--- Work instruction ---
Scan the listing below for the string "holográficos" and copy each line where it turns up.

START Given data

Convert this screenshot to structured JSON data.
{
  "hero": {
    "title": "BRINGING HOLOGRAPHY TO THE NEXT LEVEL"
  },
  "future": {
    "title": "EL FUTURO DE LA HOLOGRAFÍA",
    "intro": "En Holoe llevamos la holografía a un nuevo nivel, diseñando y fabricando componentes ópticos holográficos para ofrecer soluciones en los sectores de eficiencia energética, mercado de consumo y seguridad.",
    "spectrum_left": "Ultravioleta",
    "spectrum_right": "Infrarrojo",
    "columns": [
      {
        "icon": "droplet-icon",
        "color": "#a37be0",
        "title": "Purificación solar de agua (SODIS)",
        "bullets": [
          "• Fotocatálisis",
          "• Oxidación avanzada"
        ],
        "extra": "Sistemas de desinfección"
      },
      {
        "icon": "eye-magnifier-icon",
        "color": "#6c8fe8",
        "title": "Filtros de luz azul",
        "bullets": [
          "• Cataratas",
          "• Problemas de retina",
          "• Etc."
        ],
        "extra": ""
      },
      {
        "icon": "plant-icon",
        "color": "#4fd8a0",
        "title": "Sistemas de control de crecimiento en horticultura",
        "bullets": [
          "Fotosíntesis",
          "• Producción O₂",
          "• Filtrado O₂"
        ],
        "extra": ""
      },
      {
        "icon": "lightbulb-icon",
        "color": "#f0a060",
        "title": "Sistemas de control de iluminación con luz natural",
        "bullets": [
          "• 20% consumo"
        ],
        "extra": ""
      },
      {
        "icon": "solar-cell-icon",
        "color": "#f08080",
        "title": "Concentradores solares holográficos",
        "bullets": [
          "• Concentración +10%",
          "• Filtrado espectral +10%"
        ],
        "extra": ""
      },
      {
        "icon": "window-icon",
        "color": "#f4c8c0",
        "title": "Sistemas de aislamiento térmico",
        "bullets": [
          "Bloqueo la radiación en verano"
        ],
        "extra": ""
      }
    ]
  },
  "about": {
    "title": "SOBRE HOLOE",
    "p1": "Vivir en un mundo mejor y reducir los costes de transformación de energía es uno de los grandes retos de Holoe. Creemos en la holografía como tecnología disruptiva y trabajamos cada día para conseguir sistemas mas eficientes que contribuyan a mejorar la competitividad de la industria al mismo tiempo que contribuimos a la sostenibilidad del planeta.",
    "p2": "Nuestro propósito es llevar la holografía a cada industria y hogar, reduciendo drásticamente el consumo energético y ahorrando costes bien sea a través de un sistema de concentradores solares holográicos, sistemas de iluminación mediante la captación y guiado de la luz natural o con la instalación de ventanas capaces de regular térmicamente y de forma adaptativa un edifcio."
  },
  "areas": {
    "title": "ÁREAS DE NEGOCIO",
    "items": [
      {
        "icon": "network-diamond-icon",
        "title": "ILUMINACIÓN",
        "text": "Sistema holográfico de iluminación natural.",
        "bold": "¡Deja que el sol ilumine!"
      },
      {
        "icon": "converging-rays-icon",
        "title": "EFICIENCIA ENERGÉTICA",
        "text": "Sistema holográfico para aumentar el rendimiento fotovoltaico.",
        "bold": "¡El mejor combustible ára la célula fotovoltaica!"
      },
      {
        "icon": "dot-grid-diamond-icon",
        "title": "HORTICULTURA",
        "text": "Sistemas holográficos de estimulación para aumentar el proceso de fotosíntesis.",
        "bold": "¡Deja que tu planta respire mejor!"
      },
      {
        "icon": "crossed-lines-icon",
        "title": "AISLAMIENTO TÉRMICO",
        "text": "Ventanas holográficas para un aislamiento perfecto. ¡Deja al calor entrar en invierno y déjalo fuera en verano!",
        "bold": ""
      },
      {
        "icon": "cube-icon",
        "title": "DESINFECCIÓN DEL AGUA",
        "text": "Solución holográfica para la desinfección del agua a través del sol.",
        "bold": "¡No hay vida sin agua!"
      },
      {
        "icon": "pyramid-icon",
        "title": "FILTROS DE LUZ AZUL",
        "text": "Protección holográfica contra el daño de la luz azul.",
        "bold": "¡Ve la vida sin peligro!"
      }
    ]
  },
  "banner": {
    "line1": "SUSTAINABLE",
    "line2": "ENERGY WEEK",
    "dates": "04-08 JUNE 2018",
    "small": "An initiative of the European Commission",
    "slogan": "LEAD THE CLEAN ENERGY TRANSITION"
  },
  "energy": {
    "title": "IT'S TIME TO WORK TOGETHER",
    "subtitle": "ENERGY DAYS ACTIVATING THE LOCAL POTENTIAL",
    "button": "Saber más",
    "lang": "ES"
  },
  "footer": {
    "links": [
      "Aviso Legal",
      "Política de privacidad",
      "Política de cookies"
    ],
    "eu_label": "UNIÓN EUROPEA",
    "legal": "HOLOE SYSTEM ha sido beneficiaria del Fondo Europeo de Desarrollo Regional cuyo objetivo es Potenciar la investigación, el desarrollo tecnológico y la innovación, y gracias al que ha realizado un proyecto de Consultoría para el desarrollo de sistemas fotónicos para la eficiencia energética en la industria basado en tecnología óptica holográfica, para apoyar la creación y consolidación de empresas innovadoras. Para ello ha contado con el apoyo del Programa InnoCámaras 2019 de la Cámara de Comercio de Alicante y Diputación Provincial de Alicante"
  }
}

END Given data

--- Solution to the exercise ---
    "intro": "En Holoe llevamos la holografía a un nuevo nivel, diseñando y fabricando componentes ópticos holográficos para ofrecer soluciones en los sectores de eficiencia energética, mercado de consumo y seguridad.",
        "title": "Concentradores solares holográficos",
        "text": "Sistemas holográficos de estimulación para aumentar el proceso de fotosíntesis.",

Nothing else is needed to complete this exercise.